I was stunned by the results of last Tuesday’s election. I am not alone in feeling this way, given that many pundits described Donald Trump’s win as the biggest political upset in modern history. Even the President-elect himself was purportedly shocked.
Some people I know are devastated. Some are resigned. Some are jubilant. Some are gloating, and some are hoping to prevent the inauguration from happening. Some are frantically processing the implications of the results for themselves, their loved ones, the country, and the world.
I am doing the last myself. On a large scale, I have ideas about how I can support the causes and movements I believe in, like everyone can, regardless of their political affiliation. I can play a more prominent role in regional politics. I can volunteer my time and money. And I can worry. Worry itself will not help, but worry often goes hand in hand with vigilance, which is more useful.
Closer to home, I am more uncertain about what to do. Statistically speaking, roughly half of the people I know and interact with regularly cast a vote for the “other” candidate. Based on numerous news reports, these people I know could be fringe-dwelling hate-mongers, and based on numerous other news reports, they could be generally decent people who were disillusioned with politics as usual and voted for someone who to them represented much-needed change. Given the nature of many news stories I have seen in the days since the election, it would be very easy to shut down, turn in on myself and believe I can trust no one.
Except for the fact that I refuse to do it. I will not go around in my daily life assuming everyone around me is my enemy. That could be naïve, but it would cause both my quality of life and my capacity to be a force for good in the world to take a nosedive. I like to feel positive about my interactions with people, even in this post-election world, so I have decided to redouble my efforts to feel connected to others.
Here is how I am going to interact with the people in my communities going forward. I am going to ask myself the following questions:

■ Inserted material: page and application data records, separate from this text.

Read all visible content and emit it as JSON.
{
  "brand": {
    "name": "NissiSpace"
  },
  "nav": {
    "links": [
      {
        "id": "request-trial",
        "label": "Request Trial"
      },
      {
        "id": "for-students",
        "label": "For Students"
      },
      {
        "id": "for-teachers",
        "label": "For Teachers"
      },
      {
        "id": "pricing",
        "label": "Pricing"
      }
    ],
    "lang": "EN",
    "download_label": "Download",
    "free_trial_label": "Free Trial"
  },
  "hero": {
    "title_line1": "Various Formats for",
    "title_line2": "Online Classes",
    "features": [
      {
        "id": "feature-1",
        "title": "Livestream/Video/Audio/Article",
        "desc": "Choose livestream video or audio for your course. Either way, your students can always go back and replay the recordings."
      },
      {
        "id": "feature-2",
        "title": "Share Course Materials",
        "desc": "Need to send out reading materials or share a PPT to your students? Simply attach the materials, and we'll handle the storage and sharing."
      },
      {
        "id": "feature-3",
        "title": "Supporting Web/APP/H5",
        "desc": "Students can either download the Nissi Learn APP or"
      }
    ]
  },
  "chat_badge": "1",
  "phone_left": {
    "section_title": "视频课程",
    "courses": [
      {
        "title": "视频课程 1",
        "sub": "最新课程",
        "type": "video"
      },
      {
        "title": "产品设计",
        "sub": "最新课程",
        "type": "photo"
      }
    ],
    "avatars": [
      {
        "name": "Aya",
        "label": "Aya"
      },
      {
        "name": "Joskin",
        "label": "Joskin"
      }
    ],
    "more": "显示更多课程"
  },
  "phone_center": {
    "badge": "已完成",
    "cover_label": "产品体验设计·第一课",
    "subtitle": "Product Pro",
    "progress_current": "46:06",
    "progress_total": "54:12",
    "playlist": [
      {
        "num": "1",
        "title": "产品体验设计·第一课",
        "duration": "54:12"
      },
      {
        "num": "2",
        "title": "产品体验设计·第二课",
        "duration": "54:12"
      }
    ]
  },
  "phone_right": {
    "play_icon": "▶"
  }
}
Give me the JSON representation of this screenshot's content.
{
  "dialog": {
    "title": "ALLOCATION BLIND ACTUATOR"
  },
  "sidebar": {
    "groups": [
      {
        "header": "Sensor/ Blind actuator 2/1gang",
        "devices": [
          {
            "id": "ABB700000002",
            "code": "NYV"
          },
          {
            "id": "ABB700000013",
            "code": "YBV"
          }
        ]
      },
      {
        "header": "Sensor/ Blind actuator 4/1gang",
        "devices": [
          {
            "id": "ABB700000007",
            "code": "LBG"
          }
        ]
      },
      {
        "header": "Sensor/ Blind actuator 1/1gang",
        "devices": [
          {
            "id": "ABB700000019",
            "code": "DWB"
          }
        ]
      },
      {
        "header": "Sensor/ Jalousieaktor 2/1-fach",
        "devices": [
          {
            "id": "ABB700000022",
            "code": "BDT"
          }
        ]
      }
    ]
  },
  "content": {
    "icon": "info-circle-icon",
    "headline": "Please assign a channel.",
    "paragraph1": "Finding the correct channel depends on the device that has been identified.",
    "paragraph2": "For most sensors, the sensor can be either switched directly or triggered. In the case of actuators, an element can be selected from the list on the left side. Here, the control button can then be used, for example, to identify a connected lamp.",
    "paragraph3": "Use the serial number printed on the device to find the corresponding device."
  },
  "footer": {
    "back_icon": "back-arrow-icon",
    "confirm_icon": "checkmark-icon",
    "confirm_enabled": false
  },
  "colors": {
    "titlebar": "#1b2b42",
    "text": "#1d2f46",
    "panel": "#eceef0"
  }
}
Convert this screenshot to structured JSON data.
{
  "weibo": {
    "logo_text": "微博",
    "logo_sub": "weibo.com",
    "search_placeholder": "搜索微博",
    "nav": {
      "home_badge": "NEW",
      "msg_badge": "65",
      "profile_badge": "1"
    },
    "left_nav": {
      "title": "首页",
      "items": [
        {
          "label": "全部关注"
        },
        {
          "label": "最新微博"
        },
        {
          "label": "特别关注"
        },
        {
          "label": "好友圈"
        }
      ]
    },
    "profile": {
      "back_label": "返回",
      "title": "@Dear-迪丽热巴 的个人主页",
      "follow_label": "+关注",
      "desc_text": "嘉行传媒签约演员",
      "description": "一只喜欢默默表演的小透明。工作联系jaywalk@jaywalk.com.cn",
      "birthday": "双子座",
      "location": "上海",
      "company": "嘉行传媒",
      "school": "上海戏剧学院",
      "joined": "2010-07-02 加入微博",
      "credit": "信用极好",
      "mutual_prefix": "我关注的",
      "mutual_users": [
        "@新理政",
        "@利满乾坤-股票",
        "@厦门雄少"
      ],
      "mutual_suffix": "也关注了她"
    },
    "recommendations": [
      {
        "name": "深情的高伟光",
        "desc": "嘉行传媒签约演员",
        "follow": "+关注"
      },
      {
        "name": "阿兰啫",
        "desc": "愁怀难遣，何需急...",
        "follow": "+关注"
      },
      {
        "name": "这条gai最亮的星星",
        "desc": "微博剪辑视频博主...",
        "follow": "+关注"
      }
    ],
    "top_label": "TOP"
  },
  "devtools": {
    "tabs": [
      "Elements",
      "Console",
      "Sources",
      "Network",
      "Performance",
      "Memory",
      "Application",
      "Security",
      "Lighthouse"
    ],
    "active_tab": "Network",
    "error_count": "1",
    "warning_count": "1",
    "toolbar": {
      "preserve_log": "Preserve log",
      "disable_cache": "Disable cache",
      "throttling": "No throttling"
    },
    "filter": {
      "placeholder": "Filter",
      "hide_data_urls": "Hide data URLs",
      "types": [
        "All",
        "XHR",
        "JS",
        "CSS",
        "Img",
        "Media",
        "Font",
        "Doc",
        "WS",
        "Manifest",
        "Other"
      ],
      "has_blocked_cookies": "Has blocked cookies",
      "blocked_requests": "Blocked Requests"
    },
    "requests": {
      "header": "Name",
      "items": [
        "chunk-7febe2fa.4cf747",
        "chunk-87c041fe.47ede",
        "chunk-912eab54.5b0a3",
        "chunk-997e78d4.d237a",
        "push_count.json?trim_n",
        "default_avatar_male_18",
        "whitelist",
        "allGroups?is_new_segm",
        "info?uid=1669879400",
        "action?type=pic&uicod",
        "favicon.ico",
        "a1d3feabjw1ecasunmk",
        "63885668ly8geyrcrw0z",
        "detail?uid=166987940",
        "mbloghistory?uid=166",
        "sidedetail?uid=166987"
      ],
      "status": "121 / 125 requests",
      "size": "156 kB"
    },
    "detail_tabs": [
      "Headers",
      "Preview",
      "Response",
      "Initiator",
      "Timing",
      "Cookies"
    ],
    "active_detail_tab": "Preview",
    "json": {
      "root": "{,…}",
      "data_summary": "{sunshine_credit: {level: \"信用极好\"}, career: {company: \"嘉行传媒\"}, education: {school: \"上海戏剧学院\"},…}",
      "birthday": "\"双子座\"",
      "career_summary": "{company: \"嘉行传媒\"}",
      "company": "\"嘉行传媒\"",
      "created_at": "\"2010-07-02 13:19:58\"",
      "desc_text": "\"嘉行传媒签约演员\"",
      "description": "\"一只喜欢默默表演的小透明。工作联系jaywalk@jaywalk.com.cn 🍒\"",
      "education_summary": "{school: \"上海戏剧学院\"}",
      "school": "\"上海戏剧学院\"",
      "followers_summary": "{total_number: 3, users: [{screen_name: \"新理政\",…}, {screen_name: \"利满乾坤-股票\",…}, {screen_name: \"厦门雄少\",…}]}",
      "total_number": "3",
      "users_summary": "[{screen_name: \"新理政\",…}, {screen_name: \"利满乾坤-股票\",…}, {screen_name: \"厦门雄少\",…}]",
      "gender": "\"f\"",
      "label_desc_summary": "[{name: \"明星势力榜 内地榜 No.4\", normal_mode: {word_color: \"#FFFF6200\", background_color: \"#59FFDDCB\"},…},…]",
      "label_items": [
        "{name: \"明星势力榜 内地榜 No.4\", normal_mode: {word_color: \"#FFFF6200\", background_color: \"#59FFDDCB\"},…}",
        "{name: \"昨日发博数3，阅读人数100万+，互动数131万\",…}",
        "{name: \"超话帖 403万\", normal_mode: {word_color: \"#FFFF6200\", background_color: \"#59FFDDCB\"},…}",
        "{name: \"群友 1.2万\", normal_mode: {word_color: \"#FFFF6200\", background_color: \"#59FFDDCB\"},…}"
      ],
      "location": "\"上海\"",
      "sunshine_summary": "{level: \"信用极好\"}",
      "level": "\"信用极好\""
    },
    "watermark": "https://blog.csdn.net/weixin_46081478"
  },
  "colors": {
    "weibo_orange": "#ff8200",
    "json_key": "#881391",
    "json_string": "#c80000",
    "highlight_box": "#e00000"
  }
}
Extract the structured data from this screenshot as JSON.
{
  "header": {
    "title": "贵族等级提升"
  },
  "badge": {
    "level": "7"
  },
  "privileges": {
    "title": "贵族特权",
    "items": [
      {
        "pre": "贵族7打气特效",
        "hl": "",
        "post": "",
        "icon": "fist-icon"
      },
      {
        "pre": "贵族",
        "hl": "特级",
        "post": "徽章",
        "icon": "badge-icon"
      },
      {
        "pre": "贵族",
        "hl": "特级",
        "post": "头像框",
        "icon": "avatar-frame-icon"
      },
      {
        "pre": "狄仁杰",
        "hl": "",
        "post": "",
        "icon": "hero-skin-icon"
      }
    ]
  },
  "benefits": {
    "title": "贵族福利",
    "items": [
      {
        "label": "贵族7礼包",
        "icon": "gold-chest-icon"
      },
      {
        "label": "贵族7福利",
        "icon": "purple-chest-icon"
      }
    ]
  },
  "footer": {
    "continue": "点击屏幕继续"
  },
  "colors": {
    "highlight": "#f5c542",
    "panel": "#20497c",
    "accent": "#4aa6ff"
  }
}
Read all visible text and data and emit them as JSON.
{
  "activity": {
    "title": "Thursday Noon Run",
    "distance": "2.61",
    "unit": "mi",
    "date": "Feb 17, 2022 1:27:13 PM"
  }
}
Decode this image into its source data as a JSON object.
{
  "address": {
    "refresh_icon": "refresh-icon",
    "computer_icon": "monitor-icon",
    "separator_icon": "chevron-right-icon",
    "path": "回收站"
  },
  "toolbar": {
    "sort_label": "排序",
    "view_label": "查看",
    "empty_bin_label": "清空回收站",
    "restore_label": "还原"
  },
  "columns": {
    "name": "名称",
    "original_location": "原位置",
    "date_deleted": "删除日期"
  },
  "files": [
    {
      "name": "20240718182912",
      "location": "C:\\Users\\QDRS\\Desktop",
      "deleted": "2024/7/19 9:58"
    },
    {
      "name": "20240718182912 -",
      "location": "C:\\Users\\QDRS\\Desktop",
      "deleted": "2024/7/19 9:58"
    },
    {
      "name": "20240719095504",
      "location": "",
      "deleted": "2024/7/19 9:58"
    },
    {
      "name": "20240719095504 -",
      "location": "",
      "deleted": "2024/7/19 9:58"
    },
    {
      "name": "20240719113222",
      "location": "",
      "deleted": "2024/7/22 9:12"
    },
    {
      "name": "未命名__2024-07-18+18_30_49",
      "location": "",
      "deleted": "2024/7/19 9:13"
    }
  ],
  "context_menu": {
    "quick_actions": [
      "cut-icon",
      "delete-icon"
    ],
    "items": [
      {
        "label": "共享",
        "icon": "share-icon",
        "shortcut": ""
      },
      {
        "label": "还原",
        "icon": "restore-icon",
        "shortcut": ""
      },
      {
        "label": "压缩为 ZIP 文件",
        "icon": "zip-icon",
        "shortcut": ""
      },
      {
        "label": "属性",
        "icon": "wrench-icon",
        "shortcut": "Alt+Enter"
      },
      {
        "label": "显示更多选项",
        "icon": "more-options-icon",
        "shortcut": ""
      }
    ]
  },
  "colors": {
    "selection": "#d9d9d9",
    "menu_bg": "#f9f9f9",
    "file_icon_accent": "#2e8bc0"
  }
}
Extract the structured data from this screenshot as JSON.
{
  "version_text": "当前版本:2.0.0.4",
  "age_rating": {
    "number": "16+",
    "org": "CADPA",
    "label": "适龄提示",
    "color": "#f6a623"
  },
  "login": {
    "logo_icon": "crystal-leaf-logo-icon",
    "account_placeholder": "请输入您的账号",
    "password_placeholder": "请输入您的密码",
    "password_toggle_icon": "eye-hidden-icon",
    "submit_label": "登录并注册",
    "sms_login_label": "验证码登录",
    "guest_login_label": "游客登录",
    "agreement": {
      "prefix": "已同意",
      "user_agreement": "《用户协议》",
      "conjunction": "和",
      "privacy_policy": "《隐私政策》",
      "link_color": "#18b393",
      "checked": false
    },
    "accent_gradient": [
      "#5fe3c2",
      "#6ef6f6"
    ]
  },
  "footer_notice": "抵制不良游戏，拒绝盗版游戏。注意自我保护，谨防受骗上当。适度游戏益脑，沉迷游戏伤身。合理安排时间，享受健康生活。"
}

Am I listening? I pride myself on being a good listener. It is something I am called upon to do professionally, and I am also told by my friends that I am easy to talk to. Traditionally, I have enjoyed hearing what others have to say, and I have learned some fairly good skills for making sure I pay attention. However, tensions are running high in the world, and I know that discussions can take a left turn quickly, even casual, seemingly surface ones. I will be tempted to shut my ears or go into “convince mode” if I encounter someone whose views differ from mine. I will do my best to resist this temptation and actually hear people, even and especially if they disagree with me.
This does not mean my opinion will be easily swayed. It means I will do my best to gather data dispassionately instead of getting caught up in negative feelings. And I will try to insist on the same from the people I am talking to.
Am I compassionate? There is a line in the Grateful Dead song “Uncle John’s Band” that I think of frequently that goes, “What I want to know is, are you kind?” I try to be. I even succeed sometimes. Other times, though, I catch myself rolling my eyes when I hear people saying things I disagree with or think are “ignorant” or “stupid” or “misinformed.” I am sure my attitude and energy change, and not for the better, and this is not conducive to being kind. One of the best ways to slam hearts and minds closed is to berate, belittle, and dismiss. So, even and especially if I feel my temperature rising, I will breathe deeply and stay in touch with my humanity. It may not be as easy to de-escalate emotion as it is to escalate it, but it is possible, and I am committed to trying.
Am I vigilant? Remember what I said about vigilance and worry? These do not go away simply because I am working on my listening skills and my capacity for kindness. I intend to do my best to connect with people despite differences of opinion, but I also intend to be vocal when I see or hear things that I consider to be wrong, cruel, or unfair. You know the adage “If you see something, say something?” I am going to get the t-shirt AND the coffee mug.
If you read carefully, or even if you do not, you can probably tell which way I voted, no matter how even-handed I would like to think I am being. I am trying to write dispassionately about a subject that is inspiring extreme passion, in me and in countless others. The nature of the topic, coupled with the limitations of my writing skills, guarantee that I have not been able to make my point as clearly as I would like. I needed to try anyway.
Want to talk? Reach out, to me or to someone you know who will greet you with kindness and an open heart and mind.